═══ MATERIAL TO PROCESS
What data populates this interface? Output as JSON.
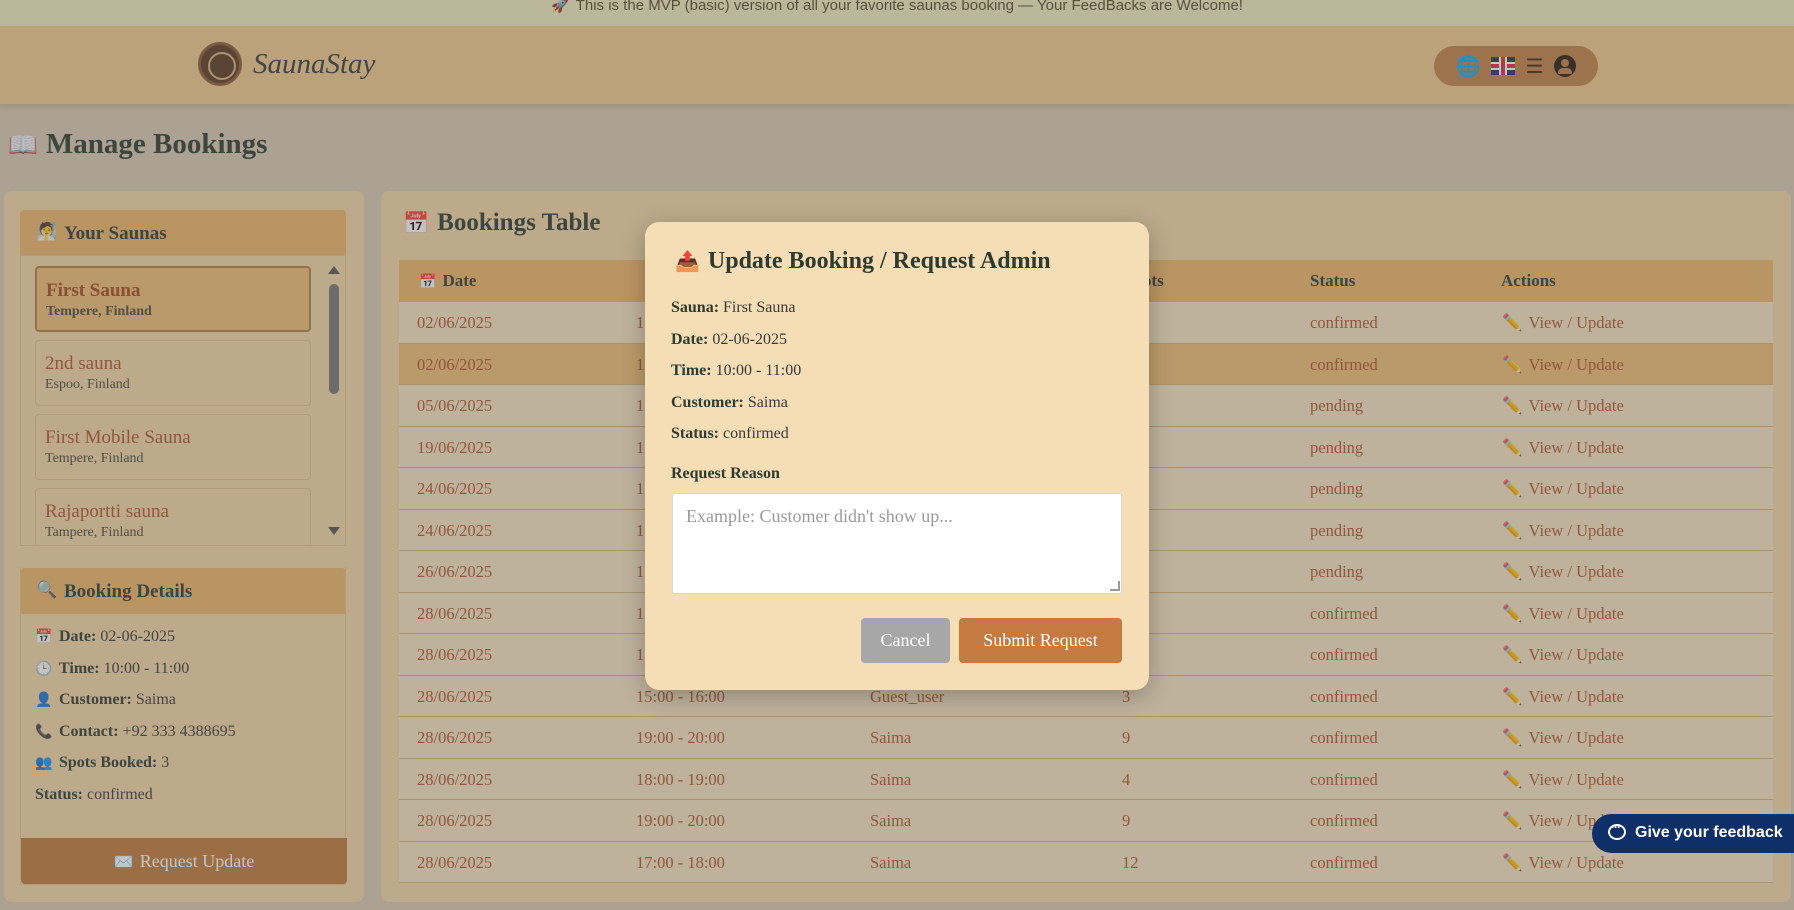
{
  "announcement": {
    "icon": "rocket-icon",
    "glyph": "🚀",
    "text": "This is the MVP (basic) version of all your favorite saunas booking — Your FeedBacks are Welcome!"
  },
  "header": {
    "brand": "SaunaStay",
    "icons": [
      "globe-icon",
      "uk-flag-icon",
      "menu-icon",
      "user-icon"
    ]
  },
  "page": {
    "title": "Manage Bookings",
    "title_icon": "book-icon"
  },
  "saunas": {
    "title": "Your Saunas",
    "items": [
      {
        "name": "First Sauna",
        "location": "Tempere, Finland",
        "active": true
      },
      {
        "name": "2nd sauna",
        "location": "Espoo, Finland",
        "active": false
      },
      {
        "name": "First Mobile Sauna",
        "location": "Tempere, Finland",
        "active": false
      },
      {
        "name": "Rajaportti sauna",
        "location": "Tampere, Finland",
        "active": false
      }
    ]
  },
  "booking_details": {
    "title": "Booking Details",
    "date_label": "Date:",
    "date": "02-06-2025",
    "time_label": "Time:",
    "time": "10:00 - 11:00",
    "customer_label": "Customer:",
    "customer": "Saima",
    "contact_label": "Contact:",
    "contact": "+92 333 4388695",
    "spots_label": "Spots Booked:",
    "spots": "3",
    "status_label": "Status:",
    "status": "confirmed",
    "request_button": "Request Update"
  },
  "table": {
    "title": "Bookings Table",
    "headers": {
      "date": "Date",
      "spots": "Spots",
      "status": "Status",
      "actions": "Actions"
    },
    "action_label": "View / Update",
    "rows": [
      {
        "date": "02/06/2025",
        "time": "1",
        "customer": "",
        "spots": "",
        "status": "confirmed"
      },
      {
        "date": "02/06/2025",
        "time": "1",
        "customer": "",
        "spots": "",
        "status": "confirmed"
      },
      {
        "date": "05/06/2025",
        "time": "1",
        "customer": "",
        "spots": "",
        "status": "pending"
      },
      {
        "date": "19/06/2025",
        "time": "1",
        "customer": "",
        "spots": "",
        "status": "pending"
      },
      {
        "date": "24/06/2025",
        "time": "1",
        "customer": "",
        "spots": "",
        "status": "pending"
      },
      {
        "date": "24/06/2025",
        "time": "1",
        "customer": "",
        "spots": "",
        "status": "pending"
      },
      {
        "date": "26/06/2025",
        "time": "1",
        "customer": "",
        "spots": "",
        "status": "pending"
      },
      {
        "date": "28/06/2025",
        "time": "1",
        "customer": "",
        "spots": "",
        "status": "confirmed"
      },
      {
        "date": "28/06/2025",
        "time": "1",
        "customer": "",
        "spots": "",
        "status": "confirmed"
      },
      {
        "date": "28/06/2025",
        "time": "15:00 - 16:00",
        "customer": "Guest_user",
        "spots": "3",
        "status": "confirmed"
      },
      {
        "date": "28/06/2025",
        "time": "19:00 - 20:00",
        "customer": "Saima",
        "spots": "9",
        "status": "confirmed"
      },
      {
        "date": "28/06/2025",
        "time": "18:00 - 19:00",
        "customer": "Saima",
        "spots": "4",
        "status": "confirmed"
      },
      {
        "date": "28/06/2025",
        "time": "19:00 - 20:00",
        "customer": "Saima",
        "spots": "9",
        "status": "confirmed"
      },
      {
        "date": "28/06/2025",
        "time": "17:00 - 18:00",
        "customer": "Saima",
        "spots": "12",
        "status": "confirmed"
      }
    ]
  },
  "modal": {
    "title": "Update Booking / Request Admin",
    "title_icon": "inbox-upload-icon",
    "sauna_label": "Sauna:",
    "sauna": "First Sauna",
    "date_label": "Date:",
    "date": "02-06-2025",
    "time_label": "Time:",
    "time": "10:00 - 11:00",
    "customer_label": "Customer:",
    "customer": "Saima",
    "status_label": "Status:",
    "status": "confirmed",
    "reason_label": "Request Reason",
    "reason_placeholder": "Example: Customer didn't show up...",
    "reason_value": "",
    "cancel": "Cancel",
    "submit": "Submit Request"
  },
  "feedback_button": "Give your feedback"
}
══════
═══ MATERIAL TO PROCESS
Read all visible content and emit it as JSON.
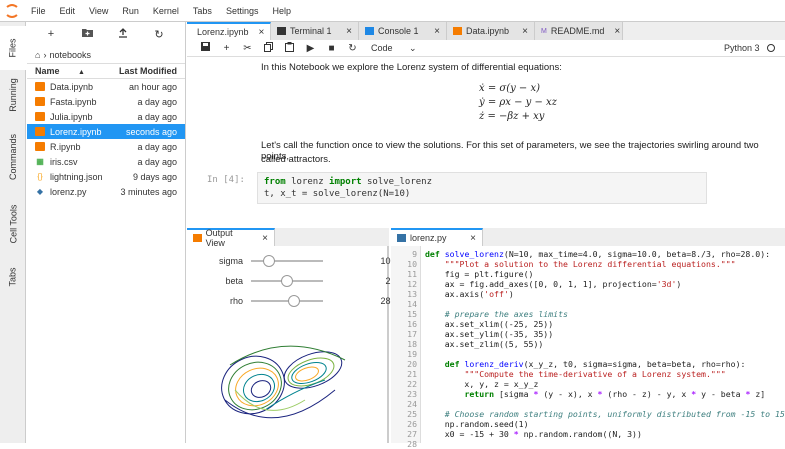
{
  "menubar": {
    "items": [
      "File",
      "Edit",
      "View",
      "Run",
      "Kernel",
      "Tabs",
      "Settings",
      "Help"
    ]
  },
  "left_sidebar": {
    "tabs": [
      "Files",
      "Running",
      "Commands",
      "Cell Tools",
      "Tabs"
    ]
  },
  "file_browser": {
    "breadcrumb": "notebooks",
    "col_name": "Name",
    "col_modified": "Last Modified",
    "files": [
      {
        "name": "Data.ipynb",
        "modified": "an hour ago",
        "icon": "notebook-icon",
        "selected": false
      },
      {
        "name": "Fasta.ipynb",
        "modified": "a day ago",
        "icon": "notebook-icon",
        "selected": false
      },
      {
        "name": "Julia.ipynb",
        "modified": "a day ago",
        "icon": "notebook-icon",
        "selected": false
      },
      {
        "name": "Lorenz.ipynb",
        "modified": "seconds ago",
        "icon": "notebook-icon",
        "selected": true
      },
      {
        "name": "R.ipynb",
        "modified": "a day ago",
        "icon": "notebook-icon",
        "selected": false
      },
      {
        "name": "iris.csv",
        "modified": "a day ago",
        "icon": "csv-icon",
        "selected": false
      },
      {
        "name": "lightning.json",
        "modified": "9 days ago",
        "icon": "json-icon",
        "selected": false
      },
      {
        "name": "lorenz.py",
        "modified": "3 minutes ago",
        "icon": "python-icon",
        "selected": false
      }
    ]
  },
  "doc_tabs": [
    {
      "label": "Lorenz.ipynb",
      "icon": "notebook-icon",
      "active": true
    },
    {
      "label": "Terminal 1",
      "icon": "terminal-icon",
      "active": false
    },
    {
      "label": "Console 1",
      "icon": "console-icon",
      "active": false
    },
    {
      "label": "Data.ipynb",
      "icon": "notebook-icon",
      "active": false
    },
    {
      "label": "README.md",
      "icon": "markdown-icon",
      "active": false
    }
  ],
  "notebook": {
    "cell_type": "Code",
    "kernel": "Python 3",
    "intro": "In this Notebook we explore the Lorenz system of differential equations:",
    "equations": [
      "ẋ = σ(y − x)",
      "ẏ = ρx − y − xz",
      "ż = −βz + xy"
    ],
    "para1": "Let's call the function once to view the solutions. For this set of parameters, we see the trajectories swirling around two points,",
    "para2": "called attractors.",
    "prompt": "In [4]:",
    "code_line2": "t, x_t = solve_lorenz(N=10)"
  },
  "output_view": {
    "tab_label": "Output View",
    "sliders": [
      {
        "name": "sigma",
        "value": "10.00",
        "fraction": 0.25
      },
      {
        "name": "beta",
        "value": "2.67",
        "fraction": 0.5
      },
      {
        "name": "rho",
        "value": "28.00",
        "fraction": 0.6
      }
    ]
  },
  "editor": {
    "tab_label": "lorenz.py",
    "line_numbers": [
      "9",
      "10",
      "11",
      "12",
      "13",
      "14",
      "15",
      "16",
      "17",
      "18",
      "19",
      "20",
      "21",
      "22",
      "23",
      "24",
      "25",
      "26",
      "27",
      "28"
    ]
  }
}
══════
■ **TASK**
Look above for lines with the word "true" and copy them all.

■ **ANSWER**
        "active": true
        "selected": true
      "active": true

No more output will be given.